- Work order:
Check every line of the material below for the string "people", and return the ones that have it.

- Supplied material:

--------------------

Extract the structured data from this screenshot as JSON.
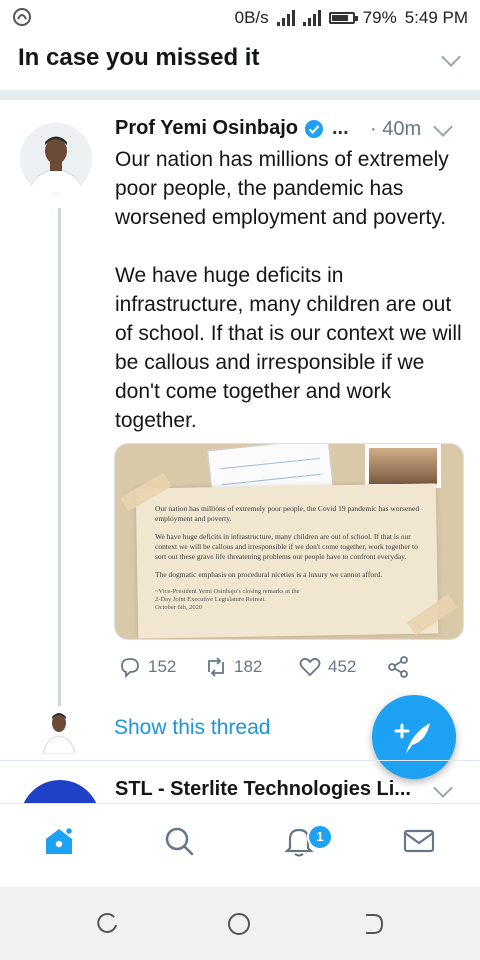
{
  "status": {
    "speed": "0B/s",
    "battery": "79%",
    "time": "5:49 PM",
    "battery_level": 0.79
  },
  "header": {
    "title": "In case you missed it"
  },
  "tweet": {
    "author": "Prof Yemi Osinbajo",
    "ellipsis": "...",
    "time": "· 40m",
    "paragraph1": "Our nation has millions of extremely poor people, the pandemic has worsened employment and poverty.",
    "paragraph2": "We have huge deficits in infrastructure, many children are out of school. If that is our context we will be callous and irresponsible if we don't come together and work together.",
    "media_text": {
      "p1": "Our nation has millions of extremely poor people, the Covid 19 pandemic has worsened employment and poverty.",
      "p2": "We have huge deficits in infrastructure, many children are out of school. If that is our context we will be callous and irresponsible if we don't come together, work together to sort out these grave life threatening problems our people have to confront everyday.",
      "p3": "The dogmatic emphasis on procedural niceties is a luxury we cannot afford.",
      "attribution1": "~Vice-President Yemi Osinbajo's closing remarks at the",
      "attribution2": "2-Day Joint Executive Legislature Retreat.",
      "attribution3": "October 6th, 2020"
    },
    "replies": "152",
    "retweets": "182",
    "likes": "452"
  },
  "thread": {
    "show_label": "Show this thread"
  },
  "next_tweet": {
    "author": "STL - Sterlite Technologies Li..."
  },
  "tabbar": {
    "notifications_badge": "1"
  },
  "icons": [
    "app-icon",
    "signal-icon",
    "battery-icon",
    "verified-badge-icon",
    "chevron-down-icon",
    "reply-icon",
    "retweet-icon",
    "like-icon",
    "share-icon",
    "compose-tweet-icon",
    "home-icon",
    "search-icon",
    "notifications-icon",
    "messages-icon",
    "recent-apps-icon",
    "home-nav-icon",
    "back-icon"
  ],
  "colors": {
    "accent": "#1da1f2",
    "link": "#1b95e0",
    "secondary_text": "#657786"
  }
}
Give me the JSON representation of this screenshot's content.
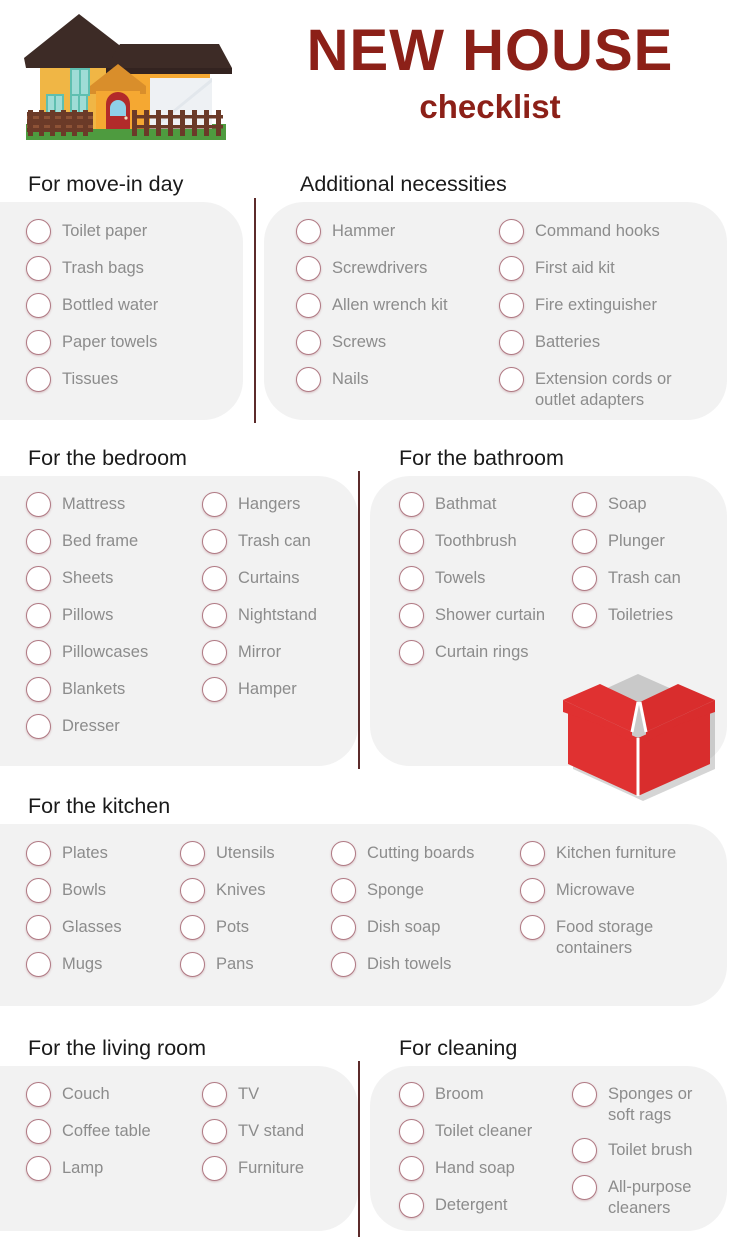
{
  "header": {
    "title_main": "NEW HOUSE",
    "title_sub": "checklist",
    "title_color": "#8c2018",
    "house_icon": "house-illustration-icon",
    "box_icon": "moving-box-icon"
  },
  "theme": {
    "card_bg": "#f2f2f2",
    "checkbox_border": "#b07a84",
    "divider": "#5c2b2b",
    "heading_color": "#1a1a1a",
    "label_color": "#8c8c8c"
  },
  "sections": [
    {
      "id": "move-in-day",
      "heading": "For move-in day",
      "columns": [
        [
          "Toilet paper",
          "Trash bags",
          "Bottled water",
          "Paper towels",
          "Tissues"
        ]
      ]
    },
    {
      "id": "additional-necessities",
      "heading": "Additional necessities",
      "columns": [
        [
          "Hammer",
          "Screwdrivers",
          "Allen wrench kit",
          "Screws",
          "Nails"
        ],
        [
          "Command hooks",
          "First aid kit",
          "Fire extinguisher",
          "Batteries",
          "Extension cords or outlet adapters"
        ]
      ]
    },
    {
      "id": "bedroom",
      "heading": "For the bedroom",
      "columns": [
        [
          "Mattress",
          "Bed frame",
          "Sheets",
          "Pillows",
          "Pillowcases",
          "Blankets",
          "Dresser"
        ],
        [
          "Hangers",
          "Trash can",
          "Curtains",
          "Nightstand",
          "Mirror",
          "Hamper"
        ]
      ]
    },
    {
      "id": "bathroom",
      "heading": "For the bathroom",
      "columns": [
        [
          "Bathmat",
          "Toothbrush",
          "Towels",
          "Shower curtain",
          "Curtain rings"
        ],
        [
          "Soap",
          "Plunger",
          "Trash can",
          "Toiletries"
        ]
      ]
    },
    {
      "id": "kitchen",
      "heading": "For the kitchen",
      "columns": [
        [
          "Plates",
          "Bowls",
          "Glasses",
          "Mugs"
        ],
        [
          "Utensils",
          "Knives",
          "Pots",
          "Pans"
        ],
        [
          "Cutting boards",
          "Sponge",
          "Dish soap",
          "Dish towels"
        ],
        [
          "Kitchen furniture",
          "Microwave",
          "Food storage containers"
        ]
      ]
    },
    {
      "id": "living-room",
      "heading": "For the living room",
      "columns": [
        [
          "Couch",
          "Coffee table",
          "Lamp"
        ],
        [
          "TV",
          "TV stand",
          "Furniture"
        ]
      ]
    },
    {
      "id": "cleaning",
      "heading": "For cleaning",
      "columns": [
        [
          "Broom",
          "Toilet cleaner",
          "Hand soap",
          "Detergent"
        ],
        [
          "Sponges or soft rags",
          "Toilet brush",
          "All-purpose cleaners"
        ]
      ]
    }
  ]
}
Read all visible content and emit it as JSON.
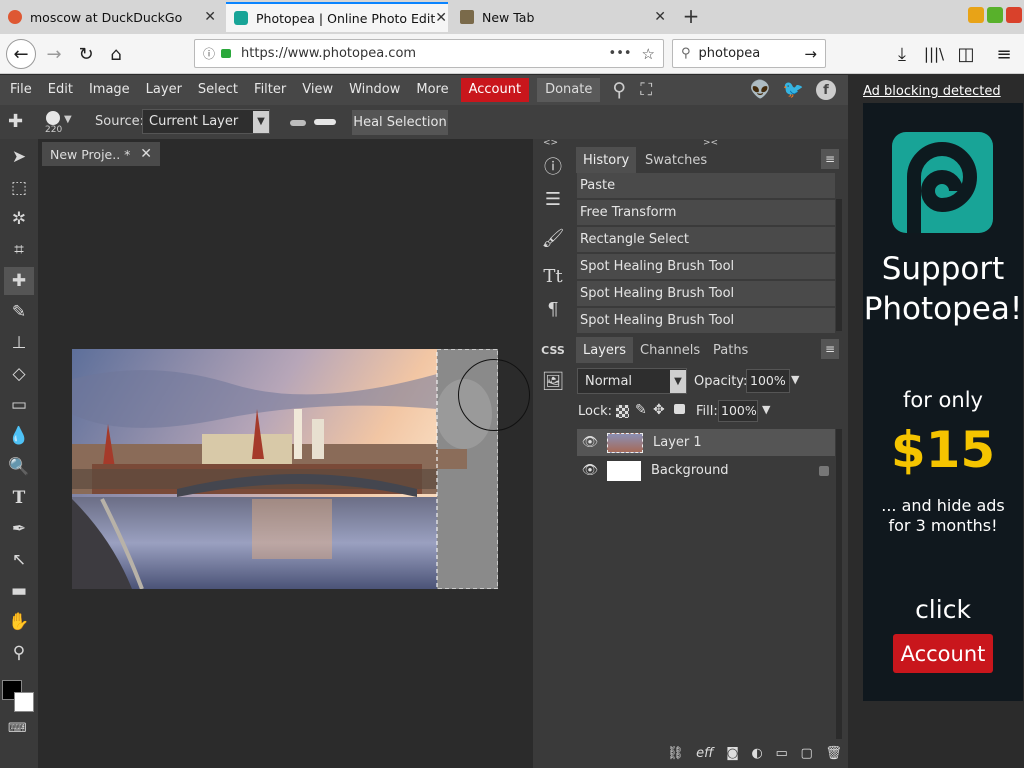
{
  "browser": {
    "tabs": [
      {
        "label": "moscow at DuckDuckGo",
        "close": "✕"
      },
      {
        "label": "Photopea | Online Photo Edit",
        "close": "✕"
      },
      {
        "label": "New Tab",
        "close": "✕"
      }
    ],
    "new_tab": "+",
    "url": "https://www.photopea.com",
    "url_more": "•••",
    "search_value": "photopea",
    "colors": {
      "active_tab_accent": "#0a84ff",
      "min": "#e8a317",
      "max": "#58b12b",
      "close": "#d9412b"
    }
  },
  "menu": {
    "items": [
      "File",
      "Edit",
      "Image",
      "Layer",
      "Select",
      "Filter",
      "View",
      "Window",
      "More"
    ],
    "account": "Account",
    "donate": "Donate",
    "account_color": "#c9161c"
  },
  "options": {
    "brush_size": "220",
    "source_label": "Source:",
    "source_value": "Current Layer",
    "heal_selection": "Heal Selection"
  },
  "document": {
    "tab_title": "New Proje.. *",
    "tab_close": "✕"
  },
  "side": {
    "collapse_left": "<>",
    "collapse_right": "><",
    "css_label": "CSS"
  },
  "history": {
    "tabs": [
      "History",
      "Swatches"
    ],
    "items": [
      "Paste",
      "Free Transform",
      "Rectangle Select",
      "Spot Healing Brush Tool",
      "Spot Healing Brush Tool",
      "Spot Healing Brush Tool"
    ]
  },
  "layers": {
    "tabs": [
      "Layers",
      "Channels",
      "Paths"
    ],
    "blend_mode": "Normal",
    "opacity_label": "Opacity:",
    "opacity_value": "100%",
    "lock_label": "Lock:",
    "fill_label": "Fill:",
    "fill_value": "100%",
    "items": [
      {
        "name": "Layer 1"
      },
      {
        "name": "Background"
      }
    ],
    "footer_eff": "eff"
  },
  "ad": {
    "blocked_link": "Ad blocking detected",
    "headline_1": "Support",
    "headline_2": "Photopea!",
    "for_only": "for only",
    "price": "$15",
    "hide_1": "... and hide ads",
    "hide_2": "for 3 months!",
    "click": "click",
    "account_button": "Account",
    "price_color": "#f5c400",
    "logo_color": "#18a497"
  }
}
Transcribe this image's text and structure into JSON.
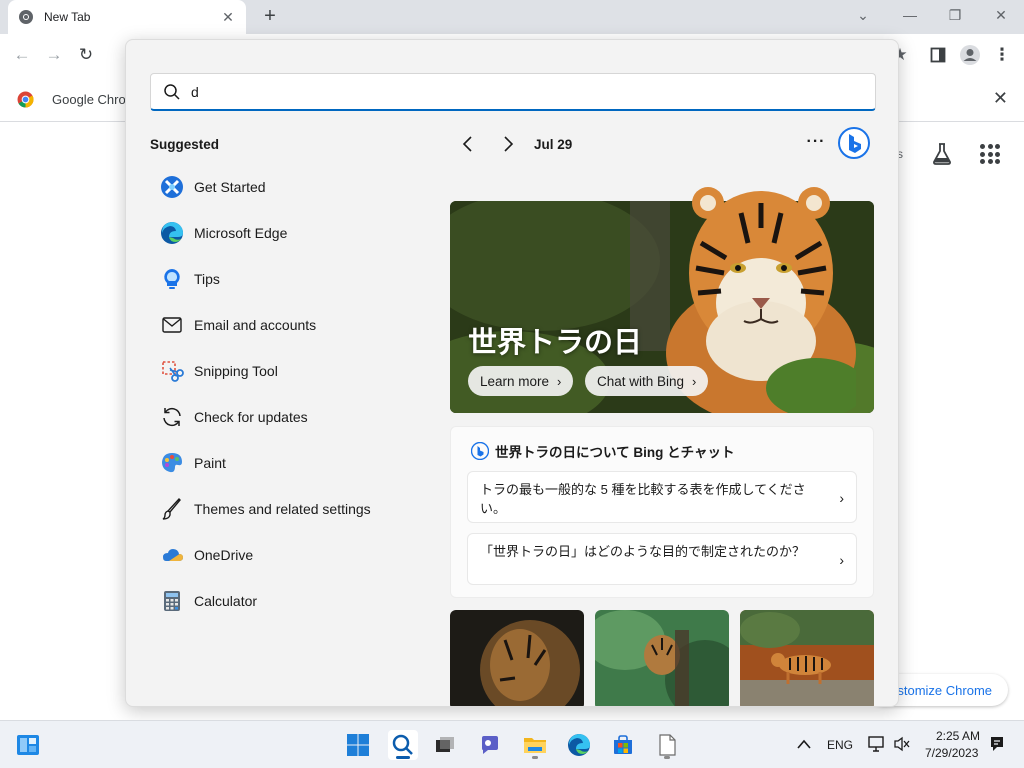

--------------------

- Answer space:
    "paragraph1": "Our nation has millions of extremely poor people, the pandemic has worsened employment and poverty.",
      "p1": "Our nation has millions of extremely poor people, the Covid 19 pandemic has worsened employment and poverty.",
      "p2": "We have huge deficits in infrastructure, many children are out of school. If that is our context we will be callous and irresponsible if we don't come together, work together to sort out these grave life threatening problems our people have to confront everyday.",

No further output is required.